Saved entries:
........

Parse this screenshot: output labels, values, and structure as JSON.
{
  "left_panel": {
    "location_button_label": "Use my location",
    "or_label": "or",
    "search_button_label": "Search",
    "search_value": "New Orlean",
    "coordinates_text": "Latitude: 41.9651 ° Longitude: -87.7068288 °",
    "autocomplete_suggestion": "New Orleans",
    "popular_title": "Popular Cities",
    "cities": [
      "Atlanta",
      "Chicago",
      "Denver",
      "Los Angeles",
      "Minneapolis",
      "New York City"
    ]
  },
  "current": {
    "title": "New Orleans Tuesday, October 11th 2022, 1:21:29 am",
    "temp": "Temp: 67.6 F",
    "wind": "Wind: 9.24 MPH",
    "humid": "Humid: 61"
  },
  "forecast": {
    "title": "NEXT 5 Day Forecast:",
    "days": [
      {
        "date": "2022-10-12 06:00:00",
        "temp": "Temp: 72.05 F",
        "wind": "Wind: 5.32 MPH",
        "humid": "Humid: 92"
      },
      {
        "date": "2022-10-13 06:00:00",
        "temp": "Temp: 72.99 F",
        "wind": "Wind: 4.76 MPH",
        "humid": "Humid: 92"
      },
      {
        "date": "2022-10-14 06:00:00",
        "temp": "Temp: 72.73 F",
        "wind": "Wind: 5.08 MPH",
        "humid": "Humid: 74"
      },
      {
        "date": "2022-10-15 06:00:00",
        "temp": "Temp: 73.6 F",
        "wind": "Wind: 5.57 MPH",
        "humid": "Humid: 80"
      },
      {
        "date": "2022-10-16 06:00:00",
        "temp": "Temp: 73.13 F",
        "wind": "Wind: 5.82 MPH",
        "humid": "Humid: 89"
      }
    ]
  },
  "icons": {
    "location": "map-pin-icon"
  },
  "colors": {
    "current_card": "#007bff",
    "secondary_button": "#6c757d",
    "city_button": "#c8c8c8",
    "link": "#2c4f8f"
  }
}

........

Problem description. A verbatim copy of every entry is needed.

Exercise response.
Parse this screenshot: output labels, values, and structure as JSON.
{
  "left_panel": {
    "location_button_label": "Use my location",
    "or_label": "or",
    "search_button_label": "Search",
    "search_value": "New Orlean",
    "coordinates_text": "Latitude: 41.9651 ° Longitude: -87.7068288 °",
    "autocomplete_suggestion": "New Orleans",
    "popular_title": "Popular Cities",
    "cities": [
      "Atlanta",
      "Chicago",
      "Denver",
      "Los Angeles",
      "Minneapolis",
      "New York City"
    ]
  },
  "current": {
    "title": "New Orleans Tuesday, October 11th 2022, 1:21:29 am",
    "temp": "Temp: 67.6 F",
    "wind": "Wind: 9.24 MPH",
    "humid": "Humid: 61"
  },
  "forecast": {
    "title": "NEXT 5 Day Forecast:",
    "days": [
      {
        "date": "2022-10-12 06:00:00",
        "temp": "Temp: 72.05 F",
        "wind": "Wind: 5.32 MPH",
        "humid": "Humid: 92"
      },
      {
        "date": "2022-10-13 06:00:00",
        "temp": "Temp: 72.99 F",
        "wind": "Wind: 4.76 MPH",
        "humid": "Humid: 92"
      },
      {
        "date": "2022-10-14 06:00:00",
        "temp": "Temp: 72.73 F",
        "wind": "Wind: 5.08 MPH",
        "humid": "Humid: 74"
      },
      {
        "date": "2022-10-15 06:00:00",
        "temp": "Temp: 73.6 F",
        "wind": "Wind: 5.57 MPH",
        "humid": "Humid: 80"
      },
      {
        "date": "2022-10-16 06:00:00",
        "temp": "Temp: 73.13 F",
        "wind": "Wind: 5.82 MPH",
        "humid": "Humid: 89"
      }
    ]
  },
  "icons": {
    "location": "map-pin-icon"
  },
  "colors": {
    "current_card": "#007bff",
    "secondary_button": "#6c757d",
    "city_button": "#c8c8c8",
    "link": "#2c4f8f"
  }
}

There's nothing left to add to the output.